Este Encuentro de ‘Evangelizadores en las Periferias’ nos ha confirmado en el caminar que vamos realizado en América. Hace 50 años, con la Conferencia General del Episcopado Latinoamericano celebrada en Medellín, el Espíritu nos marcó el camino desde el clamor de los pueblos marginados y empobrecidos. A ejemplo de Jesús, como Claret, experimentamos que el Espíritu nos ha capacitado y enviado a evangelizar y solidarizarnos con las periferias de nuestro tiempo y sus causas. Nos sentimos llamados a responder con esas acciones pastorales que, fieles a nuestro patrimonio espiritual, hacen presente la Justicia, la Paz y la Integridad de la Creación.
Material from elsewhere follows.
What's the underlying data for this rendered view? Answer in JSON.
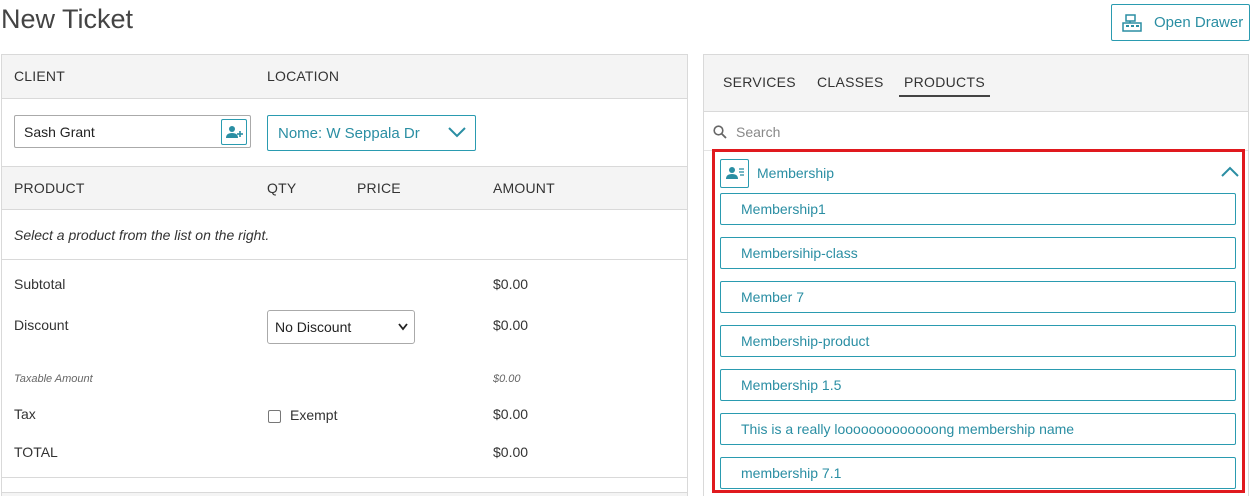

Queremos comprender nuestras intuiciones misioneras como respuestas a los signos del Espíritu que nos desafía, no a la auto-referencialidad de personas y organismos locales. Desde los impulsos del Espíritu vamos realizado nuestra ‘caminhada’ misionera en América, acompañando situaciones y rostros sufrientes a causa de la migración, el extractivismo, y la violación de los derechos humanos y de los pueblos originarios.

Nos siguen inspirando nuestros mártires de ayer y de hoy. Ellos nos impulsan a profundizar nuestra presencia y acompañamiento en las periferias, donde sigue en juego la vida. El testimonio martirial de Mons. Romero nos ha recordado cómo nuestro ministerio profético de la palabra nos debe llevar a la entrega total.

Quienes participamos en este Encuentro nos hemos llenado de alegría al comprobar que en muchos lugares de la Congregación vamos encontrando sintonía en la única misión del Espíritu, y en las opciones, acciones y búsquedas.

Animamos a nuestros misioneros jóvenes, especialmente a quienes están en los procesos de formación  y en la pastoral juvenil, a que sigan sus búsquedas animados e interpelados por la esperanza de los empobrecidos. Confiamos que la participación como Familia Claretiana en la Jornada Mundial de la Juventud (JMJ+fc), en Panamá 2019, sea un momento para resaltar la Iglesia de los pobres y de los mártires y dar nuevo impulso a nuestro trabajo misionero en y desde las periferias.  

Sigamos siendo testigos de ese cántico de María desde las periferias, que nos impulse a acompañar de cerca las realidades de los que se encuentran en los márgenes, de los que no cuentan para este sistema productor de miseria. Cantemos la misericordia de Dios desde nuestro testimonio de vida en comunidad y en salida misionera.


"¡Somos misioneros! La Misión pertenece a nuestra identidad más profunda". | "We are missionaries! The Mission belongs to the core of our most fundamental identity".

MS 1 (Cf. CC 2; Dir 26.)